(Ran out of room, posting the rest in another post.)

Dark Jaguar said...

Anyway, that sidetrack was just to point out the lack of any real evidence for this "subconcious doubt" excuse that "the secret" followers often resort to. If I point out that people believe and expect things that happen differently all the time, they'll just say "well okay yeah but SUBCONCIOUSLY they still doubted it". Okay, so apparently if I miss a step walking down stairs, it's because I subconciously EXPECTED to trip? Sorry, but that's not how it works. My subconcious was MANAGING my walk down the stairs. Me missing a step is because my subconcious DID NOT expect me to trip, as it was running the same "walk down the stairs" routine it has for years, otherwise it would have corrected for it and I would NOT have missed that step!

Further though, it presents a problem. The fictional subconcious they present is essentially a second personality lurking in your head working "against" your desires often enough to be used as an excuse. Why can't the desires of the "concious" override the desires of the "subconcious"? Why is this other person being in my skull marking it any more special than the people walking around on the outside? Heck why don't "will crashes" happen all the time between people with differing desires and expectations?

...Actually "Will Crash" is a great term for a Japanesy RPG style battle system, like one with psychic power battles that rewrite the entire field of battle completely as things go on and the fissure between the enemy and your character is the "crash point"... Yeah, that could work...

Dunc said...

I think you're conflating subconscious motivations with autonomic processes (eg breathing) and motor memory (eg walking) there, DJ - they're completely different things.

While I know that Freud's model of the subconscious has been completely trashed, I was under the impression that the basic concept (i.e. that the motivations for our actions are not fully accessible to our concious minds) was still a (if not the) fundamental element of all modern psychology. If you have cites to the contrary, I'd be very interested...

Bronze Dog said...

I do think there's a subconscious, but it's nowhere near as self-loathing as woos make it out to be. It's pretty much the biases we're not aware of and how they color our perception.
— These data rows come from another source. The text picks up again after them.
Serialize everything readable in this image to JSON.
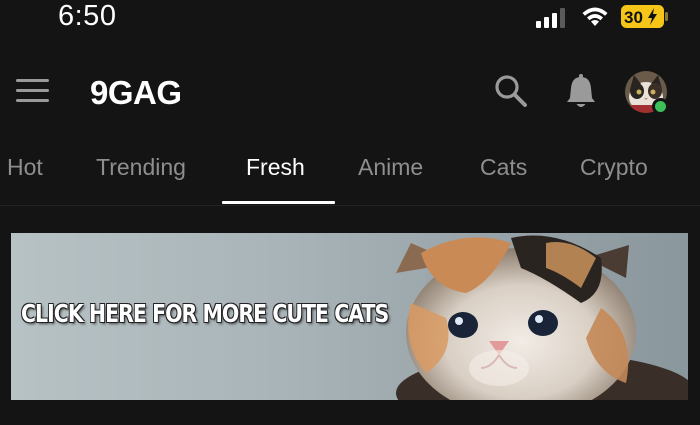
{
  "status_bar": {
    "time": "6:50",
    "battery_level": "30"
  },
  "header": {
    "logo": "9GAG"
  },
  "tabs": [
    {
      "label": "Hot",
      "active": false
    },
    {
      "label": "Trending",
      "active": false
    },
    {
      "label": "Fresh",
      "active": true
    },
    {
      "label": "Anime",
      "active": false
    },
    {
      "label": "Cats",
      "active": false
    },
    {
      "label": "Crypto",
      "active": false
    }
  ],
  "banner": {
    "text": "CLICK HERE FOR MORE CUTE CATS"
  },
  "colors": {
    "background": "#141414",
    "active_tab": "#ffffff",
    "inactive_tab": "#8e8e8e",
    "battery": "#f5c518",
    "online": "#3fbf5a"
  },
  "icons": [
    "signal-icon",
    "wifi-icon",
    "battery-icon",
    "menu-icon",
    "search-icon",
    "bell-icon"
  ]
}
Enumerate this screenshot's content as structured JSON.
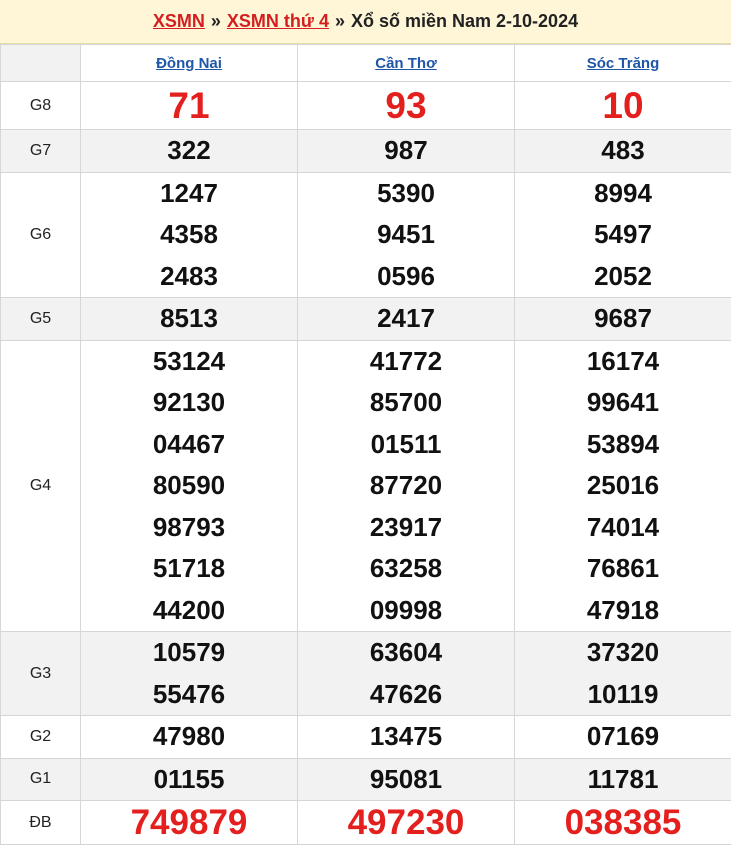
{
  "breadcrumb": {
    "link1": "XSMN",
    "link2": "XSMN thứ 4",
    "separator": "»",
    "title": "Xổ số miền Nam 2-10-2024"
  },
  "provinces": [
    "Đồng Nai",
    "Cần Thơ",
    "Sóc Trăng"
  ],
  "colors": {
    "red": "#e3201e",
    "blue_link": "#1e56a8",
    "breadcrumb_bg": "#fff6d8",
    "alt_row": "#f2f2f2"
  },
  "prizes": {
    "g8": {
      "label": "G8",
      "values": [
        [
          "71"
        ],
        [
          "93"
        ],
        [
          "10"
        ]
      ]
    },
    "g7": {
      "label": "G7",
      "values": [
        [
          "322"
        ],
        [
          "987"
        ],
        [
          "483"
        ]
      ]
    },
    "g6": {
      "label": "G6",
      "values": [
        [
          "1247",
          "4358",
          "2483"
        ],
        [
          "5390",
          "9451",
          "0596"
        ],
        [
          "8994",
          "5497",
          "2052"
        ]
      ]
    },
    "g5": {
      "label": "G5",
      "values": [
        [
          "8513"
        ],
        [
          "2417"
        ],
        [
          "9687"
        ]
      ]
    },
    "g4": {
      "label": "G4",
      "values": [
        [
          "53124",
          "92130",
          "04467",
          "80590",
          "98793",
          "51718",
          "44200"
        ],
        [
          "41772",
          "85700",
          "01511",
          "87720",
          "23917",
          "63258",
          "09998"
        ],
        [
          "16174",
          "99641",
          "53894",
          "25016",
          "74014",
          "76861",
          "47918"
        ]
      ]
    },
    "g3": {
      "label": "G3",
      "values": [
        [
          "10579",
          "55476"
        ],
        [
          "63604",
          "47626"
        ],
        [
          "37320",
          "10119"
        ]
      ]
    },
    "g2": {
      "label": "G2",
      "values": [
        [
          "47980"
        ],
        [
          "13475"
        ],
        [
          "07169"
        ]
      ]
    },
    "g1": {
      "label": "G1",
      "values": [
        [
          "01155"
        ],
        [
          "95081"
        ],
        [
          "11781"
        ]
      ]
    },
    "db": {
      "label": "ĐB",
      "values": [
        [
          "749879"
        ],
        [
          "497230"
        ],
        [
          "038385"
        ]
      ]
    }
  }
}
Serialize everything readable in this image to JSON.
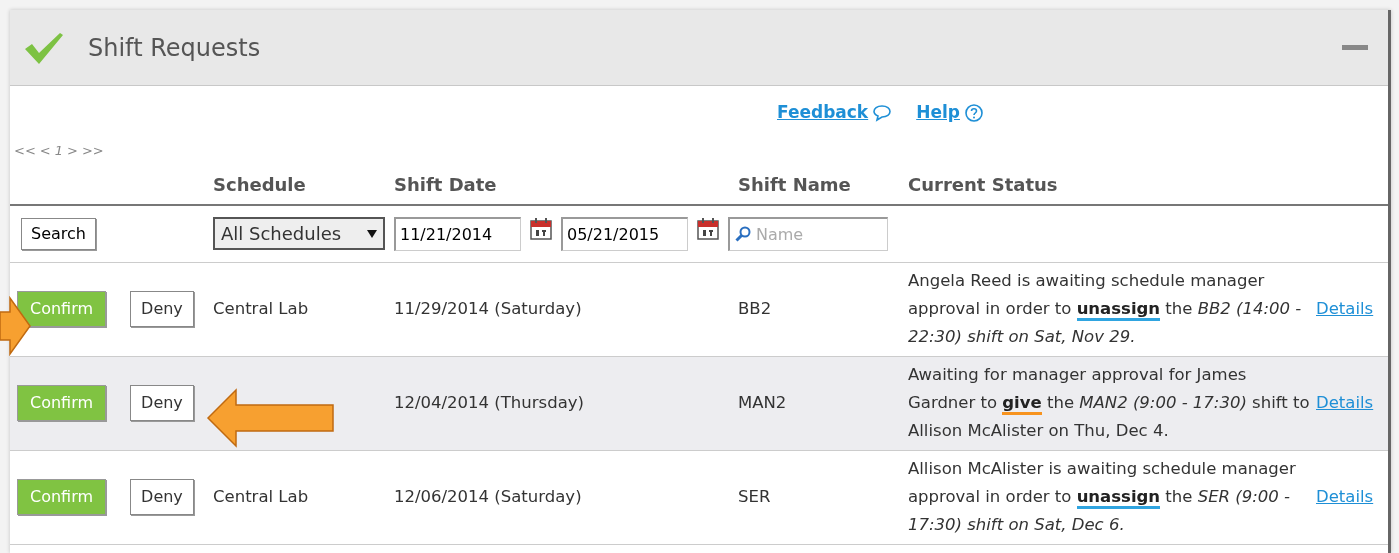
{
  "panel": {
    "title": "Shift Requests"
  },
  "links": [
    {
      "label": "Feedback",
      "kind": "comment"
    },
    {
      "label": "Help",
      "kind": "help"
    }
  ],
  "pager": [
    "<<",
    "<",
    "1",
    ">",
    ">>"
  ],
  "columns": [
    "Schedule",
    "Shift Date",
    "Shift Name",
    "Current Status"
  ],
  "filters": {
    "search_button": "Search",
    "schedule": "All Schedules",
    "date_from": "11/21/2014",
    "date_to": "05/21/2015",
    "name_placeholder": "Name"
  },
  "rows": [
    {
      "selected": false,
      "confirm": "Confirm",
      "deny": "Deny",
      "schedule": "Central Lab",
      "date": "11/29/2014 (Saturday)",
      "shift": "BB2",
      "status": "Angela Reed is awaiting schedule manager approval in order to **unassign** the *BB2 (14:00 - 22:30) shift on Sat, Nov 29.*",
      "color": "#2fa4e0",
      "details": "Details"
    },
    {
      "selected": true,
      "confirm": "Confirm",
      "deny": "Deny",
      "date": "12/04/2014 (Thursday)",
      "shift": "MAN2",
      "status": "Awaiting for manager approval for James Gardner to **give** the *MAN2 (9:00 - 17:30)* shift to Allison McAlister on Thu, Dec 4.",
      "color": "#f7931e",
      "details": "Details"
    },
    {
      "selected": false,
      "confirm": "Confirm",
      "deny": "Deny",
      "schedule": "Central Lab",
      "date": "12/06/2014 (Saturday)",
      "shift": "SER",
      "status": "Allison McAlister is awaiting schedule manager approval in order to **unassign** the *SER (9:00 - 17:30) shift on Sat, Dec 6.*",
      "color": "#2fa4e0",
      "details": "Details"
    }
  ]
}
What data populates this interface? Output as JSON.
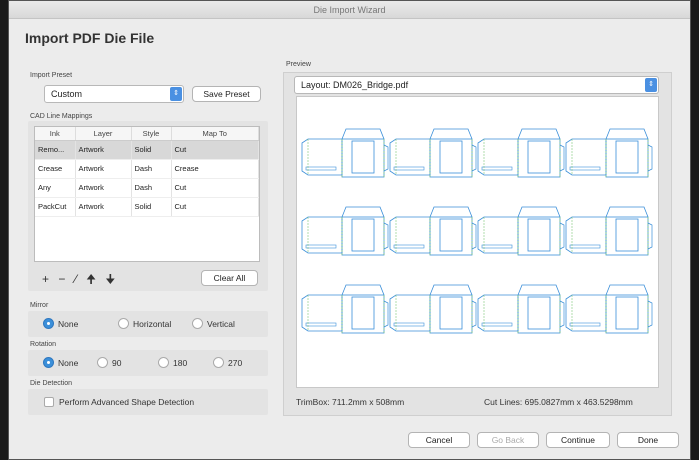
{
  "window": {
    "title": "Die Import Wizard"
  },
  "heading": "Import PDF Die File",
  "import_preset": {
    "label": "Import Preset",
    "value": "Custom",
    "save_label": "Save Preset"
  },
  "cad": {
    "label": "CAD Line Mappings",
    "columns": [
      "Ink",
      "Layer",
      "Style",
      "Map To"
    ],
    "rows": [
      {
        "ink": "Remo...",
        "layer": "Artwork",
        "style": "Solid",
        "map": "Cut"
      },
      {
        "ink": "Crease",
        "layer": "Artwork",
        "style": "Dash",
        "map": "Crease"
      },
      {
        "ink": "Any",
        "layer": "Artwork",
        "style": "Dash",
        "map": "Cut"
      },
      {
        "ink": "PackCut",
        "layer": "Artwork",
        "style": "Solid",
        "map": "Cut"
      }
    ],
    "toolbar_icons": [
      "plus-icon",
      "minus-icon",
      "pen-icon",
      "arrow-up-icon",
      "arrow-down-icon"
    ],
    "toolbar_glyphs": {
      "plus": "+",
      "minus": "−",
      "pen": "⁄",
      "up": "🠉",
      "down": "🠋"
    },
    "clear_label": "Clear All"
  },
  "mirror": {
    "label": "Mirror",
    "options": [
      "None",
      "Horizontal",
      "Vertical"
    ],
    "selected": "None"
  },
  "rotation": {
    "label": "Rotation",
    "options": [
      "None",
      "90",
      "180",
      "270"
    ],
    "selected": "None"
  },
  "die_detection": {
    "label": "Die Detection",
    "checkbox": "Perform Advanced Shape Detection",
    "checked": false
  },
  "preview": {
    "label": "Preview",
    "layout": "Layout: DM026_Bridge.pdf",
    "trimbox": "TrimBox: 711.2mm x 508mm",
    "cutlines": "Cut Lines: 695.0827mm x 463.5298mm",
    "cut_color": "#3b8fd9",
    "crease_color": "#7ec97a"
  },
  "footer": {
    "cancel": "Cancel",
    "back": "Go Back",
    "continue": "Continue",
    "done": "Done"
  }
}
We can make ourselves more aware of those mental habits if they go nasty, like catastrophic thinking, bigotry, and so forth.

Woos just latched onto the idea of the subconscious because it's an easy source of blame: The subconscious isn't easily observed, so there's always some place where you can shove the blame.
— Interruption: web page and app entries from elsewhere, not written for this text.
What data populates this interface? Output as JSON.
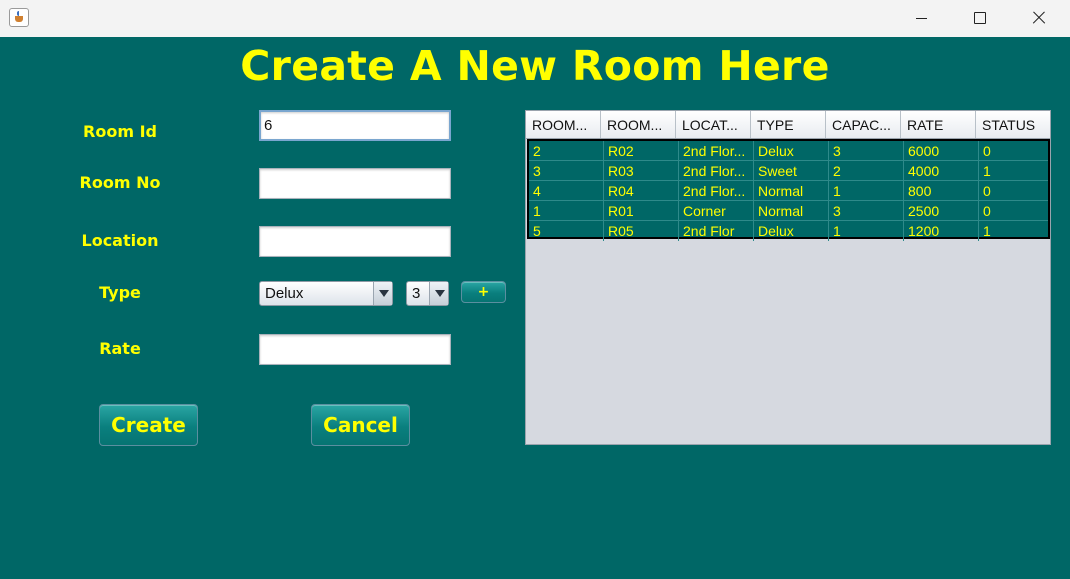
{
  "window": {
    "icon": "java-cup-icon"
  },
  "title": "Create A New Room Here",
  "form": {
    "room_id": {
      "label": "Room Id",
      "value": "6"
    },
    "room_no": {
      "label": "Room No",
      "value": ""
    },
    "location": {
      "label": "Location",
      "value": ""
    },
    "type": {
      "label": "Type",
      "selected": "Delux",
      "capacity_selected": "3",
      "add_label": "+"
    },
    "rate": {
      "label": "Rate",
      "value": ""
    }
  },
  "buttons": {
    "create": "Create",
    "cancel": "Cancel"
  },
  "table": {
    "columns": [
      "ROOM...",
      "ROOM...",
      "LOCAT...",
      "TYPE",
      "CAPAC...",
      "RATE",
      "STATUS"
    ],
    "rows": [
      [
        "2",
        "R02",
        "2nd Flor...",
        "Delux",
        "3",
        "6000",
        "0"
      ],
      [
        "3",
        "R03",
        "2nd Flor...",
        "Sweet",
        "2",
        "4000",
        "1"
      ],
      [
        "4",
        "R04",
        "2nd Flor...",
        "Normal",
        "1",
        "800",
        "0"
      ],
      [
        "1",
        "R01",
        "Corner",
        "Normal",
        "3",
        "2500",
        "0"
      ],
      [
        "5",
        "R05",
        "2nd Flor",
        "Delux",
        "1",
        "1200",
        "1"
      ]
    ]
  },
  "colors": {
    "background": "#006766",
    "accent_text": "#ffff00"
  }
}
Dark Jaguar said...

Oh don't misunderstand me. I'm aware of a subconcious. It's the freudian one I'm talking about here. It's not just motor skills, as I mentioned it's the prejudgements and preprocessing our minds do all the time. There's also basic rules like "see food, eat food" and "see cute thing (as pulled from the other part of the brain that defines cute things), protect cute thing". The point I was making there was when people go further to say things such as "well secretly we are only protecting babies to pass on our genes, that's what we're REALLY thinking", when in reality that's not what we are "really" thinking, even if that's the evolutionary basis, there's no reason for the original motivation to get programmed into our brain as well.

And yes, extra rules would get added over time from experience, most notably our experience with the physics of every day life. I mean that's the best explanation we have for why optical illusions work.
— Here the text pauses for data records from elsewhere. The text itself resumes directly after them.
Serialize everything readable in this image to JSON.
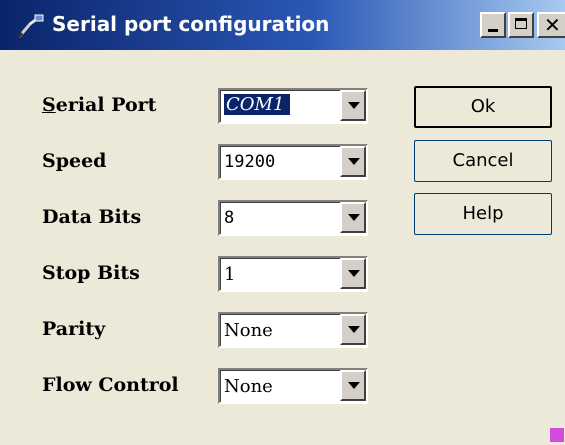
{
  "window": {
    "title": "Serial port configuration",
    "controls": {
      "minimize": "minimize",
      "maximize": "maximize",
      "close": "close"
    }
  },
  "fields": [
    {
      "label_accel": "S",
      "label_rest": "erial Port",
      "value": "COM1",
      "selected": true
    },
    {
      "label_accel": "",
      "label_rest": "Speed",
      "value": "19200"
    },
    {
      "label_accel": "",
      "label_rest": "Data Bits",
      "value": "8"
    },
    {
      "label_accel": "",
      "label_rest": "Stop Bits",
      "value": "1"
    },
    {
      "label_accel": "",
      "label_rest": "Parity",
      "value": "None"
    },
    {
      "label_accel": "",
      "label_rest": "Flow Control",
      "value": "None"
    }
  ],
  "buttons": {
    "ok": "Ok",
    "cancel": "Cancel",
    "help": "Help"
  },
  "colors": {
    "titlebar_start": "#0a246a",
    "titlebar_end": "#a6caf0",
    "face": "#ece9d8",
    "selection": "#0a246a"
  }
}
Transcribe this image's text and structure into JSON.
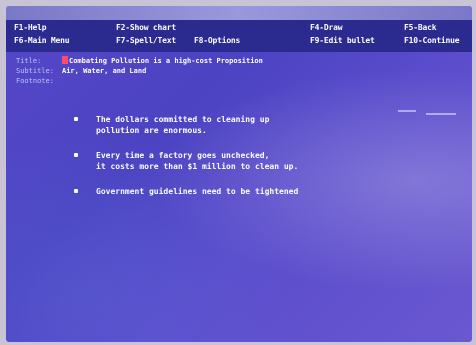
{
  "function_keys": [
    {
      "key": "F1",
      "label": "F1-Help"
    },
    {
      "key": "F2",
      "label": "F2-Show chart"
    },
    {
      "key": "F4",
      "label": "F4-Draw"
    },
    {
      "key": "F5",
      "label": "F5-Back"
    },
    {
      "key": "F6",
      "label": "F6-Main Menu"
    },
    {
      "key": "F7",
      "label": "F7-Spell/Text"
    },
    {
      "key": "F8",
      "label": "F8-Options"
    },
    {
      "key": "F9",
      "label": "F9-Edit bullet"
    },
    {
      "key": "F10",
      "label": "F10-Continue"
    }
  ],
  "fields": {
    "title_label": "Title:",
    "title_value": "Combating Pollution is a high-cost Proposition",
    "subtitle_label": "Subtitle:",
    "subtitle_value": "Air, Water, and Land",
    "footnote_label": "Footnote:",
    "footnote_value": ""
  },
  "bullets": [
    {
      "lines": [
        "The dollars committed to cleaning up",
        "pollution are enormous."
      ]
    },
    {
      "lines": [
        "Every time a factory goes unchecked,",
        "it costs more than $1 million to clean up."
      ]
    },
    {
      "lines": [
        "Government guidelines need to be tightened"
      ]
    }
  ],
  "colors": {
    "screen_bg": "#4b43c2",
    "menu_bar": "#2a2a8f",
    "cursor": "#ff4a6a"
  }
}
At any rate, I think we can all agree that a darker "doubty face" subconcious that seeks to ruin all our expectations is a phantasm in the minds of woo types and not anything with any reality to it.

Dark Jaguar said...

Actually, what I'd like to find is some lovely "bad psychology" site run by someone who actually knows what they are talking about. I've yet to find something like that. Psychology more than most sciences is a pretty huge nest of bad ideas hiding away the good science to the point where the lay person, such as myself, has a hard time sifting the wheat from the chaff.

Bronze Dog said...

Yeah, I think that would be a good resource. Hollywood certainly doesn't help anymore than the woos do.